Once you know how many lines below hold "study", reply with that number and add nothing.

·····

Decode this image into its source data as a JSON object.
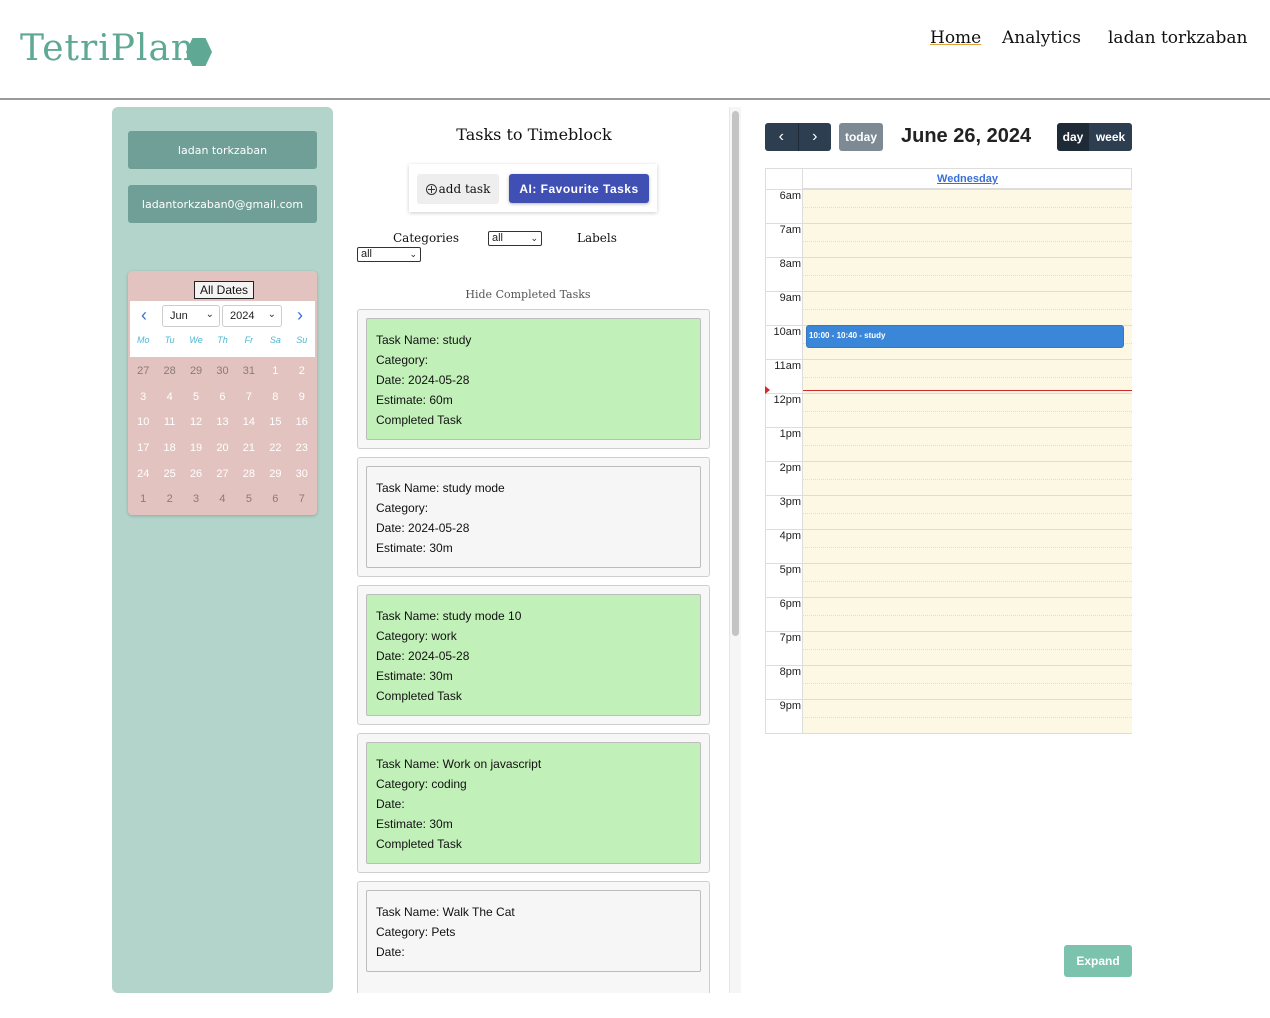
{
  "header": {
    "logo_text": "TetriPlan",
    "nav": {
      "home": "Home",
      "analytics": "Analytics",
      "user": "ladan torkzaban"
    }
  },
  "sidebar": {
    "name": "ladan torkzaban",
    "email": "ladantorkzaban0@gmail.com",
    "mini_calendar": {
      "all_dates_label": "All Dates",
      "month": "Jun",
      "year": "2024",
      "weekdays": [
        "Mo",
        "Tu",
        "We",
        "Th",
        "Fr",
        "Sa",
        "Su"
      ],
      "days": [
        {
          "d": "27",
          "muted": true
        },
        {
          "d": "28",
          "muted": true
        },
        {
          "d": "29",
          "muted": true
        },
        {
          "d": "30",
          "muted": true
        },
        {
          "d": "31",
          "muted": true
        },
        {
          "d": "1",
          "muted": false
        },
        {
          "d": "2",
          "muted": false
        },
        {
          "d": "3",
          "muted": false
        },
        {
          "d": "4",
          "muted": false
        },
        {
          "d": "5",
          "muted": false
        },
        {
          "d": "6",
          "muted": false
        },
        {
          "d": "7",
          "muted": false
        },
        {
          "d": "8",
          "muted": false
        },
        {
          "d": "9",
          "muted": false
        },
        {
          "d": "10",
          "muted": false
        },
        {
          "d": "11",
          "muted": false
        },
        {
          "d": "12",
          "muted": false
        },
        {
          "d": "13",
          "muted": false
        },
        {
          "d": "14",
          "muted": false
        },
        {
          "d": "15",
          "muted": false
        },
        {
          "d": "16",
          "muted": false
        },
        {
          "d": "17",
          "muted": false
        },
        {
          "d": "18",
          "muted": false
        },
        {
          "d": "19",
          "muted": false
        },
        {
          "d": "20",
          "muted": false
        },
        {
          "d": "21",
          "muted": false
        },
        {
          "d": "22",
          "muted": false
        },
        {
          "d": "23",
          "muted": false
        },
        {
          "d": "24",
          "muted": false
        },
        {
          "d": "25",
          "muted": false
        },
        {
          "d": "26",
          "muted": false
        },
        {
          "d": "27",
          "muted": false
        },
        {
          "d": "28",
          "muted": false
        },
        {
          "d": "29",
          "muted": false
        },
        {
          "d": "30",
          "muted": false
        },
        {
          "d": "1",
          "muted": true
        },
        {
          "d": "2",
          "muted": true
        },
        {
          "d": "3",
          "muted": true
        },
        {
          "d": "4",
          "muted": true
        },
        {
          "d": "5",
          "muted": true
        },
        {
          "d": "6",
          "muted": true
        },
        {
          "d": "7",
          "muted": true
        }
      ]
    }
  },
  "tasks_panel": {
    "title": "Tasks to Timeblock",
    "add_task_label": "add task",
    "ai_button_label": "AI: Favourite Tasks",
    "categories_label": "Categories",
    "categories_value": "all",
    "labels_label": "Labels",
    "labels_value": "all",
    "hide_completed_label": "Hide Completed Tasks",
    "tasks": [
      {
        "lines": [
          "Task Name: study",
          "Category:",
          "Date: 2024-05-28",
          "Estimate: 60m",
          "Completed Task"
        ],
        "completed": true
      },
      {
        "lines": [
          "Task Name: study mode",
          "Category:",
          "Date: 2024-05-28",
          "Estimate: 30m"
        ],
        "completed": false
      },
      {
        "lines": [
          "Task Name: study mode 10",
          "Category: work",
          "Date: 2024-05-28",
          "Estimate: 30m",
          "Completed Task"
        ],
        "completed": true
      },
      {
        "lines": [
          "Task Name: Work on javascript",
          "Category: coding",
          "Date:",
          "Estimate: 30m",
          "Completed Task"
        ],
        "completed": true
      },
      {
        "lines": [
          "Task Name: Walk The Cat",
          "Category: Pets",
          "Date:"
        ],
        "completed": false
      }
    ]
  },
  "calendar": {
    "prev_icon": "chevron-left-icon",
    "next_icon": "chevron-right-icon",
    "today_label": "today",
    "title": "June 26, 2024",
    "view_day_label": "day",
    "view_week_label": "week",
    "day_header": "Wednesday",
    "hours": [
      "6am",
      "7am",
      "8am",
      "9am",
      "10am",
      "11am",
      "12pm",
      "1pm",
      "2pm",
      "3pm",
      "4pm",
      "5pm",
      "6pm",
      "7pm",
      "8pm",
      "9pm"
    ],
    "first_hour": 6,
    "events": [
      {
        "label": "10:00 - 10:40 - study",
        "start_hour": 10.0,
        "end_hour": 10.67
      }
    ],
    "now_hour": 11.9,
    "expand_label": "Expand",
    "colors": {
      "event": "#3a87d9",
      "now_line": "#d12b2b",
      "day_bg": "#fcf8e3"
    }
  }
}
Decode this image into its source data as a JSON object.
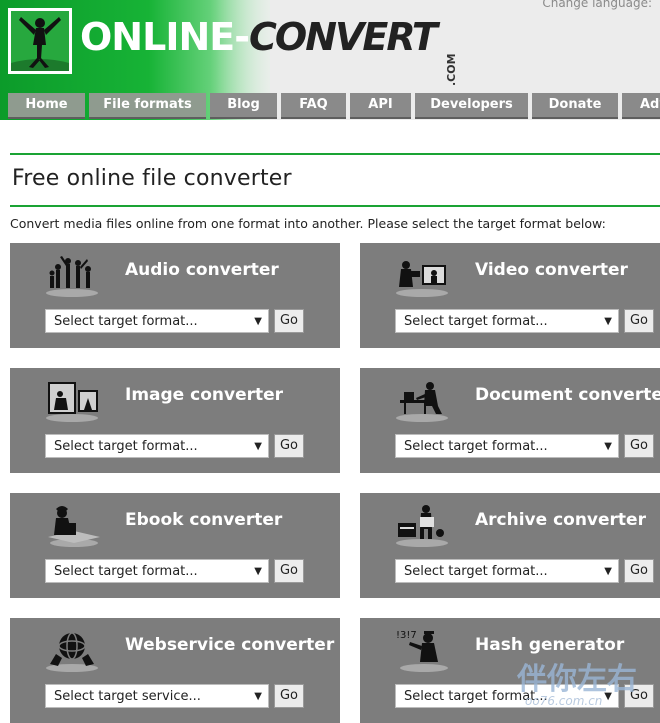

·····

* Your solution
4